Website and app data records:
________________________________________
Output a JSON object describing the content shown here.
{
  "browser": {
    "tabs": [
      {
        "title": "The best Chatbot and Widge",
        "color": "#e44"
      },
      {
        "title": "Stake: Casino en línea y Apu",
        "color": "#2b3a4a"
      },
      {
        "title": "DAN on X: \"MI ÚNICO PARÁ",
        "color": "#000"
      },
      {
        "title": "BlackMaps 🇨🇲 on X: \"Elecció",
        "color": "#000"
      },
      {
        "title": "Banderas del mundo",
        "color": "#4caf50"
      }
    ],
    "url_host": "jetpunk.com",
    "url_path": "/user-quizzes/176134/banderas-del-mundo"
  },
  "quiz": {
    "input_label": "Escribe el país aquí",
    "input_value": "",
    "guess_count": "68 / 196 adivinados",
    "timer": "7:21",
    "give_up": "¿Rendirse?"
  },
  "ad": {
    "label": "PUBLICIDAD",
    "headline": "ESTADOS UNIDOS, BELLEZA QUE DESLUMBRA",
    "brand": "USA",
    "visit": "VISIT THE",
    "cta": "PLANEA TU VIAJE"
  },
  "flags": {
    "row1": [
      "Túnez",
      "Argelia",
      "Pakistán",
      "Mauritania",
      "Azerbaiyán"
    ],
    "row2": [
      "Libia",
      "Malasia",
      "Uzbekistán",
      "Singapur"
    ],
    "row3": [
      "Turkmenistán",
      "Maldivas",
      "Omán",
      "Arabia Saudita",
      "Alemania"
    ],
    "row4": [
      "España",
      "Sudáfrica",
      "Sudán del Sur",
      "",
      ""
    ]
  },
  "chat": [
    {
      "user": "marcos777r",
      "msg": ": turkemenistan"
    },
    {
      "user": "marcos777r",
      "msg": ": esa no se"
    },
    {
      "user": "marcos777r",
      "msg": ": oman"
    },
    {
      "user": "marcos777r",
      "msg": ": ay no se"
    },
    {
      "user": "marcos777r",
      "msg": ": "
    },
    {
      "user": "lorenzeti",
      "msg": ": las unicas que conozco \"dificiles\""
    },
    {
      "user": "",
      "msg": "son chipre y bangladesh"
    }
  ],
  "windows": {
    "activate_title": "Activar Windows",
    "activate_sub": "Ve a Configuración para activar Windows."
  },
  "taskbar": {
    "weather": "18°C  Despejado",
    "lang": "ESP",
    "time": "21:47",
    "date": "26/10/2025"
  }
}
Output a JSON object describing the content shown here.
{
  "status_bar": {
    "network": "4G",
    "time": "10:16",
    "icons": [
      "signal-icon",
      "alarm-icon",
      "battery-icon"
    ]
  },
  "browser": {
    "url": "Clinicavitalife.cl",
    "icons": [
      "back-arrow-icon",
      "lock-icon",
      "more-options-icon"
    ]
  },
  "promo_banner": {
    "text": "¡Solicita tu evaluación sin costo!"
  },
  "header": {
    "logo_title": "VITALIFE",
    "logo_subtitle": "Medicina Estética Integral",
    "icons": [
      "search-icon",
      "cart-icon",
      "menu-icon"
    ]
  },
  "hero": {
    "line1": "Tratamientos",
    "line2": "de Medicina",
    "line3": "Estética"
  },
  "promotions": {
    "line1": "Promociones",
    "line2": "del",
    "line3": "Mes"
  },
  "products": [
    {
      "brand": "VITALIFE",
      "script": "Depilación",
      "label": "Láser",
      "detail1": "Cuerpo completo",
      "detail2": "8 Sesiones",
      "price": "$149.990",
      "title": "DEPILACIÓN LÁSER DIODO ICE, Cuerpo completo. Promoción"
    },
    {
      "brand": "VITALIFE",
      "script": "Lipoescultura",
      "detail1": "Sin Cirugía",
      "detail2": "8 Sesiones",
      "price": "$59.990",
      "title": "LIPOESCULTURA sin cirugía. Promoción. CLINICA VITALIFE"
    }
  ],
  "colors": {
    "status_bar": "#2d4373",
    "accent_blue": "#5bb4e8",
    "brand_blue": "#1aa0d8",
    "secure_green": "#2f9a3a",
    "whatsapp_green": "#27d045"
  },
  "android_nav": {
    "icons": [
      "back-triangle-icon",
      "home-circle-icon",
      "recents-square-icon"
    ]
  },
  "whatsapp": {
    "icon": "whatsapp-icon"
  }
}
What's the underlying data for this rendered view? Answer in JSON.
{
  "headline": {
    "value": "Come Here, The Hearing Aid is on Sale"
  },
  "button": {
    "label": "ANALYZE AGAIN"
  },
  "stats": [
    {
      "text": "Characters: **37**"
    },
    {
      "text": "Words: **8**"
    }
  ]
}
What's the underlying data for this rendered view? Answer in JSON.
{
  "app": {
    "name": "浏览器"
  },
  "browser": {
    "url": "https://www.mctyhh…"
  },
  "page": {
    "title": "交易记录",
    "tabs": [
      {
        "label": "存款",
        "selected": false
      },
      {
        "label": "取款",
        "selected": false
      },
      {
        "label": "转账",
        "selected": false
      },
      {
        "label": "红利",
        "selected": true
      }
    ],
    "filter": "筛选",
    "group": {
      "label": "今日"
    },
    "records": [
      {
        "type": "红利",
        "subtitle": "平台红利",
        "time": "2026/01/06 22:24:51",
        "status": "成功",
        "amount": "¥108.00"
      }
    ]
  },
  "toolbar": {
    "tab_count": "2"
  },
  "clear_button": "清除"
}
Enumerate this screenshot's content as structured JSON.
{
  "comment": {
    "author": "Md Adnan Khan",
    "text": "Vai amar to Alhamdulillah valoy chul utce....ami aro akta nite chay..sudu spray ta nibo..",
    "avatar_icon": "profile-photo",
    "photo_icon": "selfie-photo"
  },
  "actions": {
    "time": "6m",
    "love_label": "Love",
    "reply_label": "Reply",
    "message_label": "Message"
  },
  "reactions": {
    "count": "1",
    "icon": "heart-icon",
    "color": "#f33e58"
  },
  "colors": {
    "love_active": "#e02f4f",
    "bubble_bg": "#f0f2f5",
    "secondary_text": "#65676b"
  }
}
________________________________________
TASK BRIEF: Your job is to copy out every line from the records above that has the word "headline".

WRITTEN RESPONSE:
    "headline": "ESTADOS UNIDOS, BELLEZA QUE DESLUMBRA",
  "headline": {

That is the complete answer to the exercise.